Copy the records below exactly as they stand. Leave out the pictures.

■ Provided data ■
---*---
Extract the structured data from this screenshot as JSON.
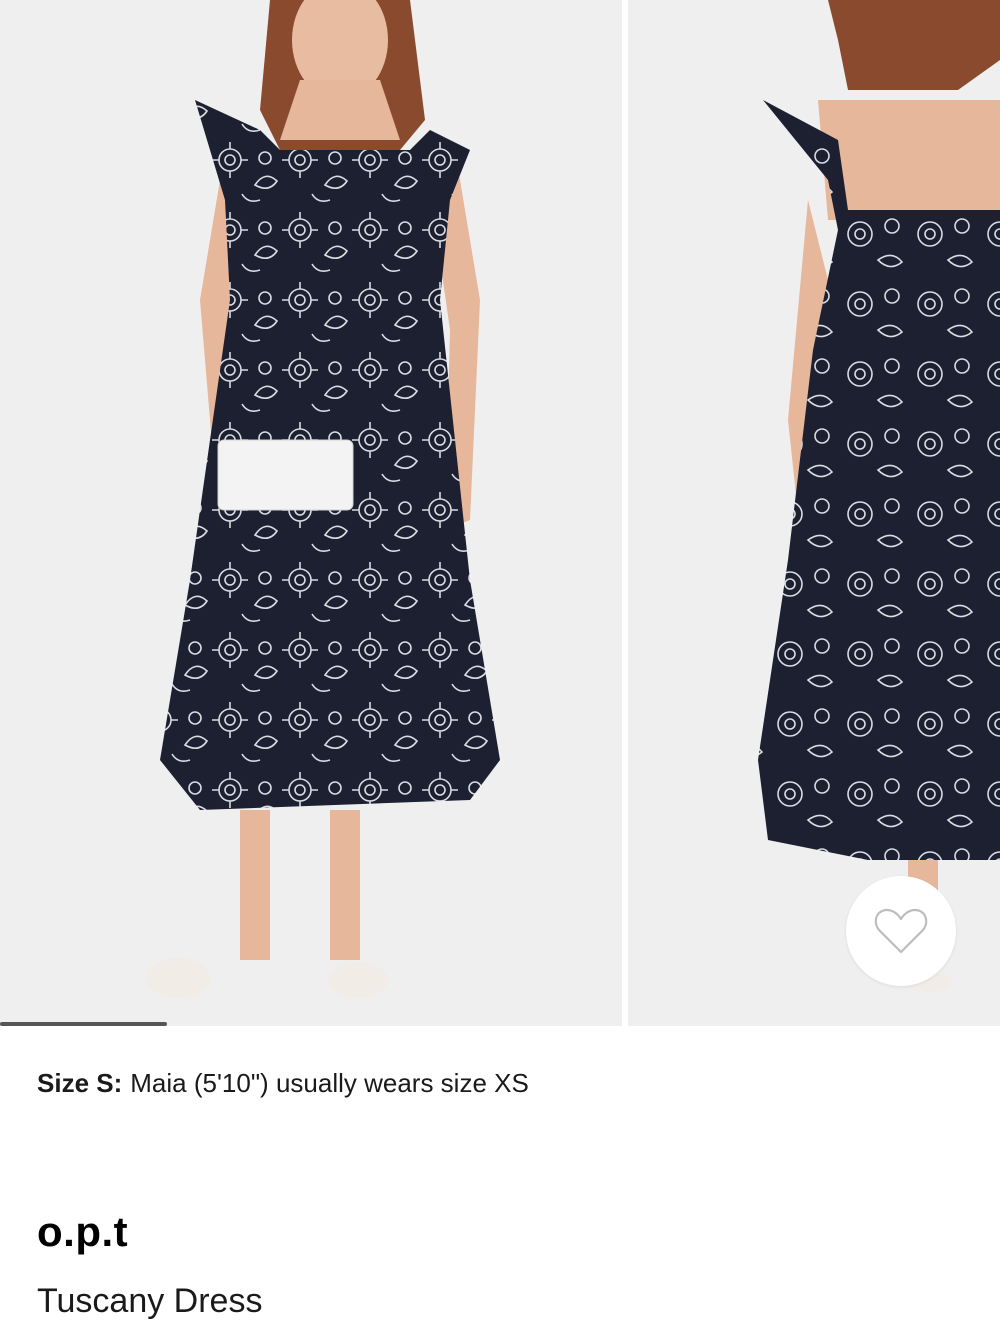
{
  "gallery": {
    "images": [
      {
        "name": "front view image"
      },
      {
        "name": "back view image"
      }
    ],
    "progress_fraction": 0.167
  },
  "favorite": {
    "icon": "heart-outline-icon"
  },
  "size_note": {
    "label": "Size S:",
    "text": "Maia (5'10\") usually wears size XS"
  },
  "product": {
    "brand": "o.p.t",
    "name": "Tuscany Dress"
  },
  "colors": {
    "dress": "#1c2030",
    "print": "#d9dce3",
    "background": "#efefef",
    "skin": "#e6b79a"
  }
}
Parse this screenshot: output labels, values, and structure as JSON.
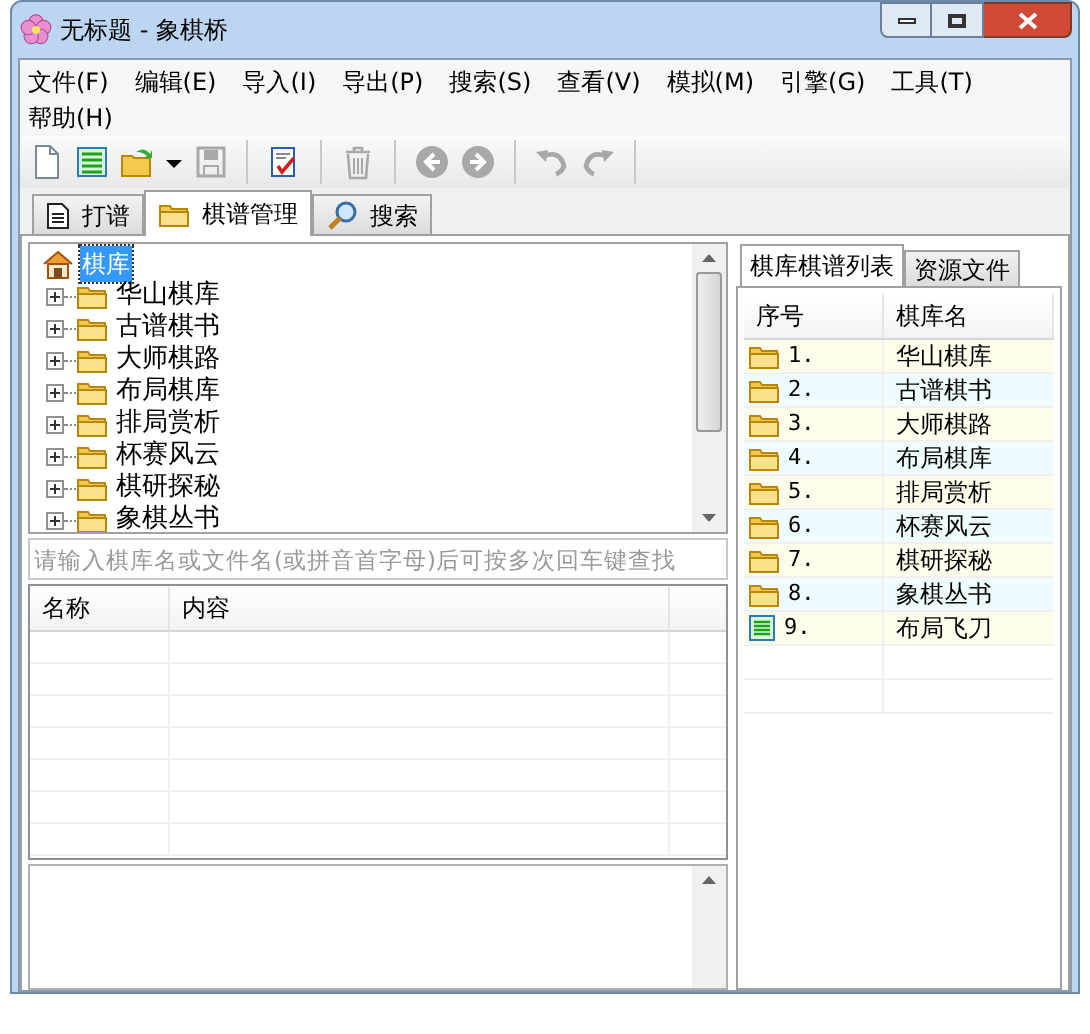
{
  "window": {
    "title": "无标题 - 象棋桥"
  },
  "menu": [
    "文件(F)",
    "编辑(E)",
    "导入(I)",
    "导出(P)",
    "搜索(S)",
    "查看(V)",
    "模拟(M)",
    "引擎(G)",
    "工具(T)",
    "帮助(H)"
  ],
  "toolbar": [
    {
      "kind": "new",
      "disabled": false
    },
    {
      "kind": "list",
      "disabled": false
    },
    {
      "kind": "open",
      "disabled": false
    },
    {
      "kind": "dropdown",
      "disabled": false
    },
    {
      "kind": "save",
      "disabled": true
    },
    {
      "kind": "sep"
    },
    {
      "kind": "check",
      "disabled": false
    },
    {
      "kind": "sep"
    },
    {
      "kind": "delete",
      "disabled": true
    },
    {
      "kind": "sep"
    },
    {
      "kind": "back",
      "disabled": true
    },
    {
      "kind": "forward",
      "disabled": true
    },
    {
      "kind": "sep"
    },
    {
      "kind": "undo",
      "disabled": true
    },
    {
      "kind": "redo",
      "disabled": true
    },
    {
      "kind": "sep"
    }
  ],
  "tabs": [
    {
      "label": "打谱",
      "kind": "doc",
      "selected": false
    },
    {
      "label": "棋谱管理",
      "kind": "folder",
      "selected": true
    },
    {
      "label": "搜索",
      "kind": "search",
      "selected": false
    }
  ],
  "tree": {
    "label": "棋库",
    "selected": true,
    "children": [
      {
        "label": "华山棋库",
        "expanded": false
      },
      {
        "label": "古谱棋书",
        "expanded": false
      },
      {
        "label": "大师棋路",
        "expanded": false
      },
      {
        "label": "布局棋库",
        "expanded": false
      },
      {
        "label": "排局赏析",
        "expanded": false
      },
      {
        "label": "杯赛风云",
        "expanded": false
      },
      {
        "label": "棋研探秘",
        "expanded": false
      },
      {
        "label": "象棋丛书",
        "expanded": false
      }
    ]
  },
  "search": {
    "placeholder": "请输入棋库名或文件名(或拼音首字母)后可按多次回车键查找"
  },
  "info_table": {
    "columns": [
      "名称",
      "内容"
    ]
  },
  "right_tabs": [
    {
      "label": "棋库棋谱列表",
      "selected": true
    },
    {
      "label": "资源文件",
      "selected": false
    }
  ],
  "list": {
    "columns": [
      "序号",
      "棋库名"
    ],
    "rows": [
      {
        "kind": "folder",
        "index": "1.",
        "name": "华山棋库"
      },
      {
        "kind": "folder",
        "index": "2.",
        "name": "古谱棋书"
      },
      {
        "kind": "folder",
        "index": "3.",
        "name": "大师棋路"
      },
      {
        "kind": "folder",
        "index": "4.",
        "name": "布局棋库"
      },
      {
        "kind": "folder",
        "index": "5.",
        "name": "排局赏析"
      },
      {
        "kind": "folder",
        "index": "6.",
        "name": "杯赛风云"
      },
      {
        "kind": "folder",
        "index": "7.",
        "name": "棋研探秘"
      },
      {
        "kind": "folder",
        "index": "8.",
        "name": "象棋丛书"
      },
      {
        "kind": "file",
        "index": "9.",
        "name": "布局飞刀"
      }
    ]
  }
}
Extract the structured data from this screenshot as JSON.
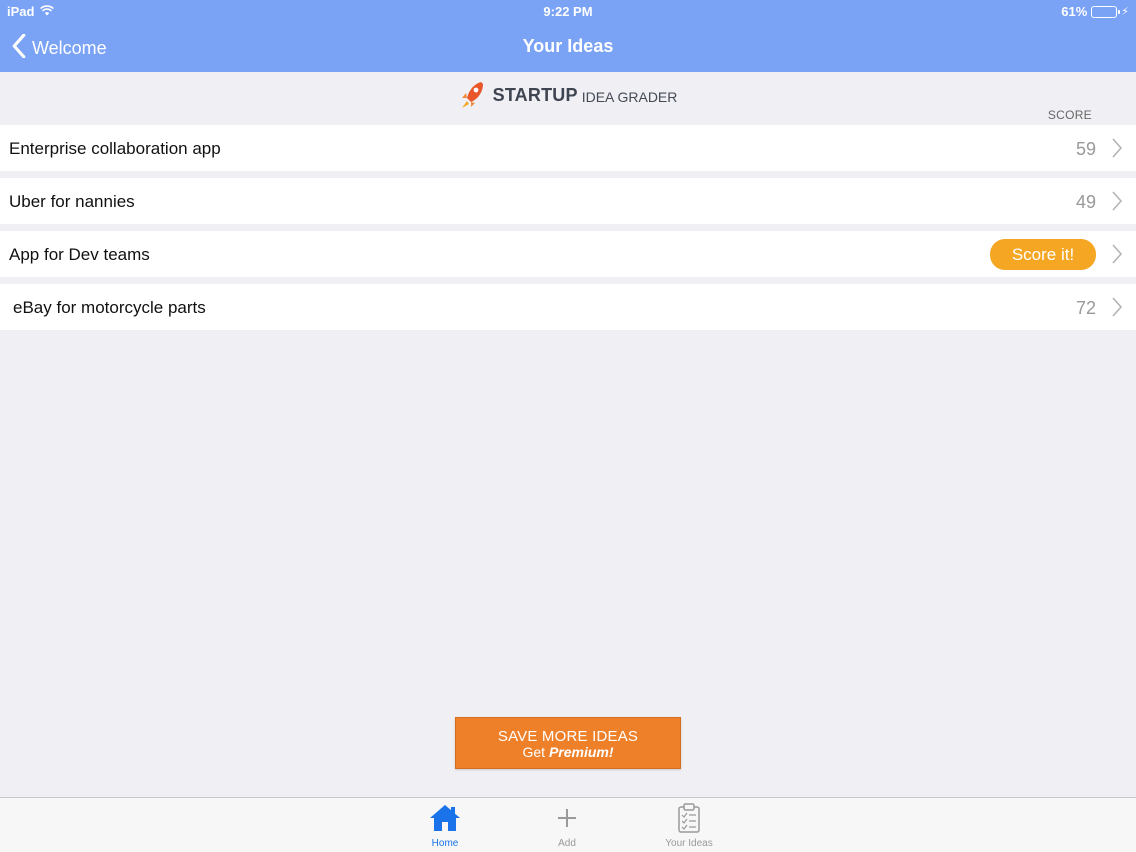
{
  "status": {
    "device": "iPad",
    "time": "9:22 PM",
    "battery": "61%",
    "battery_level": 0.61
  },
  "nav": {
    "back_label": "Welcome",
    "title": "Your Ideas"
  },
  "logo": {
    "strong": "STARTUP",
    "light": "IDEA GRADER"
  },
  "list": {
    "score_header": "SCORE",
    "items": [
      {
        "title": "Enterprise collaboration app",
        "score": "59"
      },
      {
        "title": "Uber for nannies",
        "score": "49"
      },
      {
        "title": "App for Dev teams",
        "action": "Score it!"
      },
      {
        "title": "eBay for motorcycle parts",
        "score": "72"
      }
    ]
  },
  "premium": {
    "line1": "SAVE MORE IDEAS",
    "line2_prefix": "Get ",
    "line2_bold": "Premium!"
  },
  "tabs": [
    {
      "label": "Home",
      "icon": "home-icon",
      "active": true
    },
    {
      "label": "Add",
      "icon": "plus-icon",
      "active": false
    },
    {
      "label": "Your Ideas",
      "icon": "clipboard-icon",
      "active": false
    }
  ],
  "colors": {
    "nav_bg": "#7aa2f5",
    "accent_orange": "#f5a623",
    "premium_orange": "#ed8028",
    "tab_active": "#1a73e8"
  }
}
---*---
■ Answer to this problem ■
Extract the structured data from this screenshot as JSON.
{
  "gallery": {
    "images": [
      {
        "name": "front view image"
      },
      {
        "name": "back view image"
      }
    ],
    "progress_fraction": 0.167
  },
  "favorite": {
    "icon": "heart-outline-icon"
  },
  "size_note": {
    "label": "Size S:",
    "text": "Maia (5'10\") usually wears size XS"
  },
  "product": {
    "brand": "o.p.t",
    "name": "Tuscany Dress"
  },
  "colors": {
    "dress": "#1c2030",
    "print": "#d9dce3",
    "background": "#efefef",
    "skin": "#e6b79a"
  }
}
Parse this screenshot: output labels, values, and structure as JSON.
{
  "window": {
    "title": "无标题 - 象棋桥"
  },
  "menu": [
    "文件(F)",
    "编辑(E)",
    "导入(I)",
    "导出(P)",
    "搜索(S)",
    "查看(V)",
    "模拟(M)",
    "引擎(G)",
    "工具(T)",
    "帮助(H)"
  ],
  "toolbar": [
    {
      "kind": "new",
      "disabled": false
    },
    {
      "kind": "list",
      "disabled": false
    },
    {
      "kind": "open",
      "disabled": false
    },
    {
      "kind": "dropdown",
      "disabled": false
    },
    {
      "kind": "save",
      "disabled": true
    },
    {
      "kind": "sep"
    },
    {
      "kind": "check",
      "disabled": false
    },
    {
      "kind": "sep"
    },
    {
      "kind": "delete",
      "disabled": true
    },
    {
      "kind": "sep"
    },
    {
      "kind": "back",
      "disabled": true
    },
    {
      "kind": "forward",
      "disabled": true
    },
    {
      "kind": "sep"
    },
    {
      "kind": "undo",
      "disabled": true
    },
    {
      "kind": "redo",
      "disabled": true
    },
    {
      "kind": "sep"
    }
  ],
  "tabs": [
    {
      "label": "打谱",
      "kind": "doc",
      "selected": false
    },
    {
      "label": "棋谱管理",
      "kind": "folder",
      "selected": true
    },
    {
      "label": "搜索",
      "kind": "search",
      "selected": false
    }
  ],
  "tree": {
    "label": "棋库",
    "selected": true,
    "children": [
      {
        "label": "华山棋库",
        "expanded": false
      },
      {
        "label": "古谱棋书",
        "expanded": false
      },
      {
        "label": "大师棋路",
        "expanded": false
      },
      {
        "label": "布局棋库",
        "expanded": false
      },
      {
        "label": "排局赏析",
        "expanded": false
      },
      {
        "label": "杯赛风云",
        "expanded": false
      },
      {
        "label": "棋研探秘",
        "expanded": false
      },
      {
        "label": "象棋丛书",
        "expanded": false
      }
    ]
  },
  "search": {
    "placeholder": "请输入棋库名或文件名(或拼音首字母)后可按多次回车键查找"
  },
  "info_table": {
    "columns": [
      "名称",
      "内容"
    ]
  },
  "right_tabs": [
    {
      "label": "棋库棋谱列表",
      "selected": true
    },
    {
      "label": "资源文件",
      "selected": false
    }
  ],
  "list": {
    "columns": [
      "序号",
      "棋库名"
    ],
    "rows": [
      {
        "kind": "folder",
        "index": "1.",
        "name": "华山棋库"
      },
      {
        "kind": "folder",
        "index": "2.",
        "name": "古谱棋书"
      },
      {
        "kind": "folder",
        "index": "3.",
        "name": "大师棋路"
      },
      {
        "kind": "folder",
        "index": "4.",
        "name": "布局棋库"
      },
      {
        "kind": "folder",
        "index": "5.",
        "name": "排局赏析"
      },
      {
        "kind": "folder",
        "index": "6.",
        "name": "杯赛风云"
      },
      {
        "kind": "folder",
        "index": "7.",
        "name": "棋研探秘"
      },
      {
        "kind": "folder",
        "index": "8.",
        "name": "象棋丛书"
      },
      {
        "kind": "file",
        "index": "9.",
        "name": "布局飞刀"
      }
    ]
  }
}
Extract the structured data from this screenshot as JSON.
{
  "status": {
    "device": "iPad",
    "time": "9:22 PM",
    "battery": "61%",
    "battery_level": 0.61
  },
  "nav": {
    "back_label": "Welcome",
    "title": "Your Ideas"
  },
  "logo": {
    "strong": "STARTUP",
    "light": "IDEA GRADER"
  },
  "list": {
    "score_header": "SCORE",
    "items": [
      {
        "title": "Enterprise collaboration app",
        "score": "59"
      },
      {
        "title": "Uber for nannies",
        "score": "49"
      },
      {
        "title": "App for Dev teams",
        "action": "Score it!"
      },
      {
        "title": "eBay for motorcycle parts",
        "score": "72"
      }
    ]
  },
  "premium": {
    "line1": "SAVE MORE IDEAS",
    "line2_prefix": "Get ",
    "line2_bold": "Premium!"
  },
  "tabs": [
    {
      "label": "Home",
      "icon": "home-icon",
      "active": true
    },
    {
      "label": "Add",
      "icon": "plus-icon",
      "active": false
    },
    {
      "label": "Your Ideas",
      "icon": "clipboard-icon",
      "active": false
    }
  ],
  "colors": {
    "nav_bg": "#7aa2f5",
    "accent_orange": "#f5a623",
    "premium_orange": "#ed8028",
    "tab_active": "#1a73e8"
  }
}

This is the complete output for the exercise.